Resource Hub / ChromaBLOGraphy / Methyl alcohol in your air preconcentrator could drive you to the ethyl alcohol

Methyl alcohol in your air preconcentrator could drive you to the ethyl alcohol...

28 Aug 2013

During some recent Photochemical Assessment Monitoring Station (PAMS) analyses I had to start scanning down to 26 (you have to if you want to analyze ethylene, acetylene, ethane, and propane). So when I did this methyl alcohol popped up in ALL my analyses (i.e., blanks, standards, etc… you name it). See the figure below. My initial gut reaction was that I had a leak on my Nutech 8900DS (something that has only happened one other time in the past 2 years and thousands of runs) and I was sucking in some methanol from the lab. Now mind you, I had no other prior indication of a leak (i.e., excessive CO2, other laboratory solvents, etc…). DESPITE THIS, I went up and down and back and forth over the Nutech. NO LEAK!!! I was racking my brain (remember… this scenario could drive you to the ethyl alcohol) and losing my hair to no avail. I could not figure out where the methanol was coming from!?!?!?

Methyl Alcohol

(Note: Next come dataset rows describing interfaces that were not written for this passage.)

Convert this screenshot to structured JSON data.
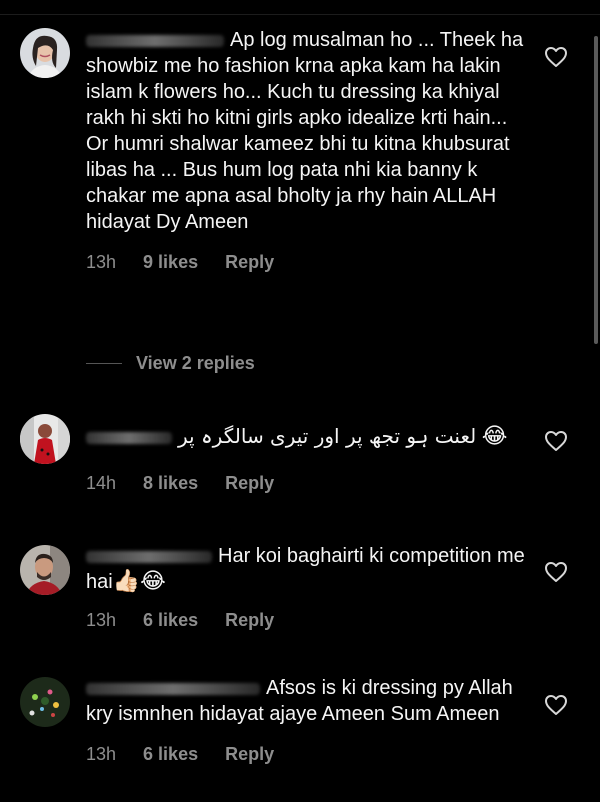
{
  "comments": [
    {
      "username": "..., .. ,. ..",
      "text": "Ap log musalman ho ... Theek ha showbiz me ho fashion krna apka kam ha lakin islam k flowers ho... Kuch tu dressing ka khiyal rakh hi skti ho kitni girls apko idealize krti hain... Or humri shalwar kameez bhi tu kitna khubsurat libas ha ... Bus hum log pata nhi kia banny k chakar me apna asal bholty ja rhy hain ALLAH hidayat Dy Ameen",
      "time": "13h",
      "likes": "9 likes",
      "reply": "Reply",
      "view_replies": "View 2 replies"
    },
    {
      "username": "j......:......",
      "text": "لعنت ہو تجھ پر اور تیری سالگرہ پر",
      "emoji": "😂",
      "time": "14h",
      "likes": "8 likes",
      "reply": "Reply"
    },
    {
      "username": "naseer",
      "text": "Har koi baghairti ki competition me hai",
      "emoji": "👍🏻😂",
      "time": "13h",
      "likes": "6 likes",
      "reply": "Reply"
    },
    {
      "username": "v",
      "text": "Afsos is ki dressing py Allah kry ismnhen hidayat ajaye Ameen Sum Ameen",
      "time": "13h",
      "likes": "6 likes",
      "reply": "Reply"
    }
  ],
  "icons": {
    "like": "heart-outline-icon"
  },
  "colors": {
    "background": "#000000",
    "text": "#f5f5f5",
    "secondary": "#8e8e8e"
  }
}
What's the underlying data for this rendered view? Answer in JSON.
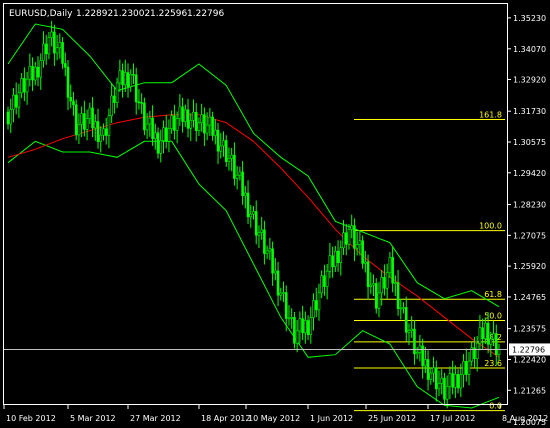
{
  "window": {
    "title": "EURUSD,Daily"
  },
  "header": {
    "symbol_period": "EURUSD,Daily",
    "ohlc": [
      "1.22892",
      "1.23002",
      "1.22596",
      "1.22796"
    ]
  },
  "colors": {
    "background": "#000000",
    "frame": "#ffffff",
    "candle": "#00ff00",
    "bollinger": "#00ff00",
    "moving_average": "#ff0000",
    "fibonacci": "#ffff00",
    "bid_line": "#c0c0c0",
    "current_price_label_bg": "#ffffff"
  },
  "chart_data": {
    "type": "candlestick",
    "symbol": "EURUSD",
    "timeframe": "Daily",
    "ylim": [
      1.2075,
      1.3575
    ],
    "y_ticks": [
      "1.35230",
      "1.34070",
      "1.32920",
      "1.31730",
      "1.30575",
      "1.29420",
      "1.28230",
      "1.27075",
      "1.25920",
      "1.24765",
      "1.23575",
      "1.22420",
      "1.21265",
      "1.20075"
    ],
    "x_ticks": [
      "10 Feb 2012",
      "5 Mar 2012",
      "27 Mar 2012",
      "18 Apr 2012",
      "10 May 2012",
      "1 Jun 2012",
      "25 Jun 2012",
      "17 Jul 2012",
      "8 Aug 2012"
    ],
    "current_price": "1.22796",
    "fibonacci": {
      "levels": [
        {
          "label": "161.8",
          "price": 1.3142
        },
        {
          "label": "100.0",
          "price": 1.2725
        },
        {
          "label": "61.8",
          "price": 1.2468
        },
        {
          "label": "50.0",
          "price": 1.2388
        },
        {
          "label": "38.2",
          "price": 1.2308
        },
        {
          "label": "23.6",
          "price": 1.221
        },
        {
          "label": "0.0",
          "price": 1.205
        }
      ]
    },
    "series": [
      {
        "kind": "moving_average",
        "x": [
          0,
          10,
          20,
          30,
          40,
          50,
          60,
          70,
          80,
          90,
          100,
          110,
          120,
          130,
          140,
          150,
          160,
          170,
          180
        ],
        "values": [
          1.3,
          1.303,
          1.307,
          1.31,
          1.313,
          1.315,
          1.316,
          1.316,
          1.313,
          1.306,
          1.296,
          1.285,
          1.273,
          1.263,
          1.255,
          1.248,
          1.24,
          1.232,
          1.225
        ]
      },
      {
        "kind": "bollinger_upper",
        "x": [
          0,
          10,
          20,
          30,
          40,
          50,
          60,
          70,
          80,
          90,
          100,
          110,
          120,
          130,
          140,
          150,
          160,
          170,
          180
        ],
        "values": [
          1.335,
          1.35,
          1.348,
          1.338,
          1.325,
          1.328,
          1.328,
          1.335,
          1.327,
          1.309,
          1.3,
          1.293,
          1.276,
          1.272,
          1.268,
          1.253,
          1.247,
          1.25,
          1.244
        ]
      },
      {
        "kind": "bollinger_lower",
        "x": [
          0,
          10,
          20,
          30,
          40,
          50,
          60,
          70,
          80,
          90,
          100,
          110,
          120,
          130,
          140,
          150,
          160,
          170,
          180
        ],
        "values": [
          1.298,
          1.306,
          1.302,
          1.302,
          1.3,
          1.306,
          1.306,
          1.29,
          1.28,
          1.26,
          1.24,
          1.225,
          1.226,
          1.235,
          1.23,
          1.214,
          1.207,
          1.206,
          1.21
        ]
      },
      {
        "kind": "close",
        "x": [
          0,
          5,
          10,
          15,
          20,
          25,
          30,
          35,
          40,
          45,
          50,
          55,
          60,
          65,
          70,
          75,
          80,
          85,
          90,
          95,
          100,
          105,
          110,
          115,
          120,
          125,
          130,
          135,
          140,
          145,
          150,
          155,
          160,
          165,
          170,
          175,
          180
        ],
        "values": [
          1.317,
          1.326,
          1.332,
          1.345,
          1.337,
          1.312,
          1.314,
          1.308,
          1.327,
          1.332,
          1.313,
          1.306,
          1.312,
          1.316,
          1.313,
          1.31,
          1.302,
          1.29,
          1.277,
          1.264,
          1.25,
          1.233,
          1.238,
          1.252,
          1.263,
          1.273,
          1.262,
          1.247,
          1.258,
          1.241,
          1.226,
          1.22,
          1.212,
          1.218,
          1.225,
          1.236,
          1.228
        ]
      }
    ]
  }
}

So I bounce my problem off a colleague and right away he suggested I consider my standards. He suggested that the standard manufacturer more than likely loads the standards into the gas cylinder with methanol and then fills up with the balance gas (nitrogen). See… he saw this kind of stuff with 8260 (Purge and Trap), so it was no surprise to him. I already disconnected all internal and external standards from my system, but methanol still persisted. Well… remember 2 years and thousands of runs mean I saturated the heck out of my Nutech with methanol.  Long story short… and you already know the answer now… I made some runs with and without standards and sure enough the theory (methanol is present in my gas standards) was confirmed.

So… lessons to be learned:



  1. Do not go hunting for a leak if your air preconcentrator appears to have a lot of methanol, but no prior indication of a leak.
  2. Always humble yourself to ask for the help/opinion of fellow colleagues. Sooner than later... as this may save you some valuable time.
  3. Scan above 32 when you know methanol is on its way... unless of course you want to analyze for methanol, which will be problematic because of its ubiquitous presence in your gas standards, but that is for a whole other conversation/blog. Note: scanning down to 35 is sufficient for EPA Method TO-15.
  4. If things continue to be bad… stick to the ethyl (not methyl) alcohol.